This essay inquires into the pedagogical and political dimensions of art in the contemporary moment. Specifically, it seeks to reanimate Fredric Jameson’s notion of "cognitive mapping," which he introduced as a response to the postmodern problem of representing the social totality. To that end, the essay begins by explicating the twin impulses of cognitive mapping. It, then, undertakes a sustained rhetorical analysis of Jens Lien’s award-winning 2006 Norwegian film, The Bothersome Man, demonstrating how the film employs entropic satire to, at once, map and critique the cultural logic of late capitalism. The essay concludes by reflecting on the important contributions rhetorical scholars can make to a renewed interest in cognitive mapping. © 2013 National Communication Association.

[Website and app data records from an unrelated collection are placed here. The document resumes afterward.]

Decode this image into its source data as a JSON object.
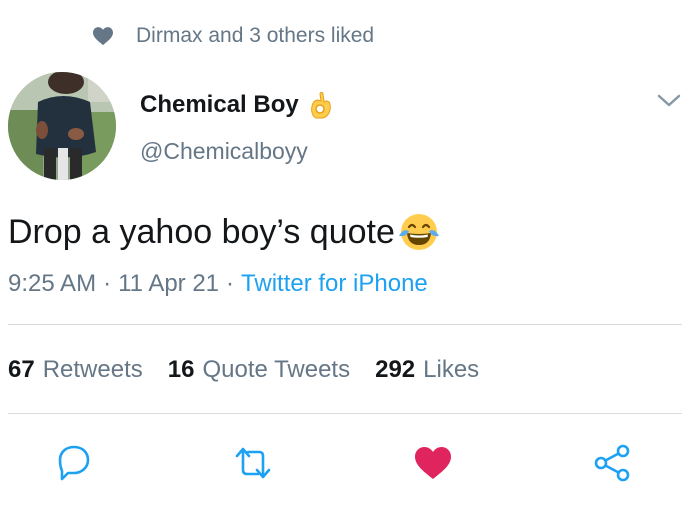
{
  "social_context": {
    "text": "Dirmax and 3 others liked",
    "icon": "heart-icon"
  },
  "author": {
    "name": "Chemical Boy",
    "name_emoji": "ok-hand-emoji",
    "handle": "@Chemicalboyy"
  },
  "tweet": {
    "text": "Drop a yahoo boy’s quote",
    "emoji": "face-with-tears-of-joy-emoji",
    "time": "9:25 AM",
    "date": "11 Apr 21",
    "source": "Twitter for iPhone"
  },
  "stats": {
    "retweets_count": "67",
    "retweets_label": "Retweets",
    "quotes_count": "16",
    "quotes_label": "Quote Tweets",
    "likes_count": "292",
    "likes_label": "Likes"
  },
  "actions": [
    "reply-icon",
    "retweet-icon",
    "like-icon",
    "share-icon"
  ],
  "colors": {
    "secondary_text": "#657786",
    "link": "#1da1f2",
    "like": "#e0245e",
    "divider": "#d6dce0"
  }
}
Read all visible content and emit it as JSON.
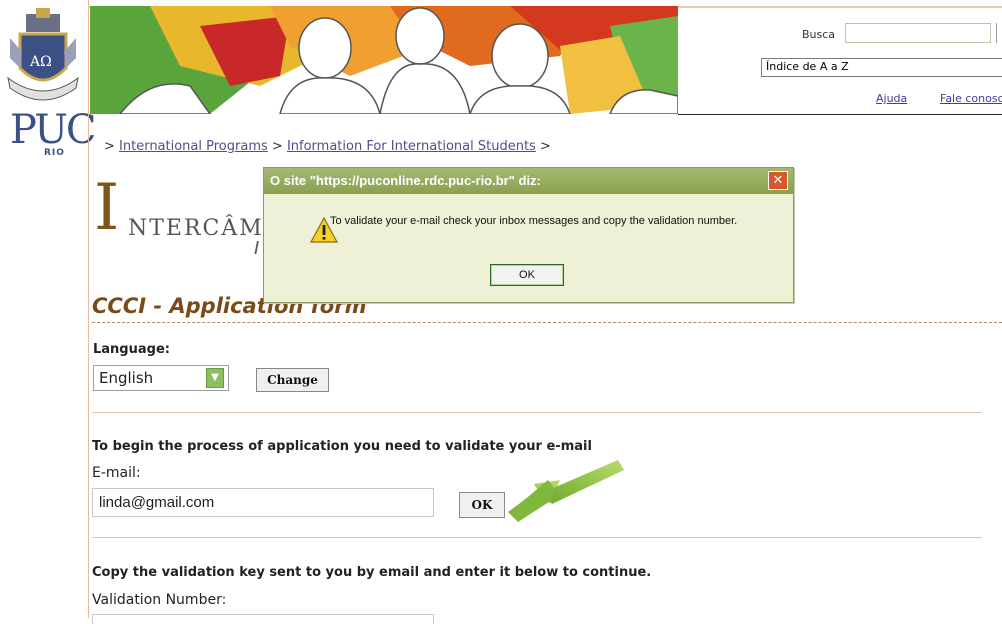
{
  "header": {
    "search_label": "Busca",
    "search_value": "",
    "index_select": "Índice de A a Z",
    "help_link": "Ajuda",
    "contact_link": "Fale conosco"
  },
  "logo": {
    "puc": "PUC",
    "rio": "RIO"
  },
  "breadcrumb": {
    "prefix": "> ",
    "item1": "International Programs",
    "sep1": " > ",
    "item2": "Information For International Students",
    "sep2": " >"
  },
  "brand": {
    "initial": "I",
    "rest": "NTERCÂMBIO",
    "sub": "I"
  },
  "form": {
    "title": "CCCI - Application form",
    "language_label": "Language:",
    "language_value": "English",
    "change_button": "Change",
    "validate_heading": "To begin the process of application you need to validate your e-mail",
    "email_label": "E-mail:",
    "email_value": "linda@gmail.com",
    "ok_button": "OK",
    "validation_heading": "Copy the validation key sent to you by email and enter it below to continue.",
    "validation_label": "Validation Number:"
  },
  "dialog": {
    "title": "O site \"https://puconline.rdc.puc-rio.br\" diz:",
    "message": "To validate your e-mail check your inbox messages and copy the validation number.",
    "ok_button": "OK",
    "close_icon": "close-icon",
    "icon": "warning-icon"
  },
  "colors": {
    "accent_brown": "#7b4a19",
    "dialog_green": "#8aa150",
    "arrow_green": "#8bbf3f",
    "link_purple": "#5a4a8c"
  }
}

|Journal||Quarterly Journal of Speech|
|State||Published - 2013|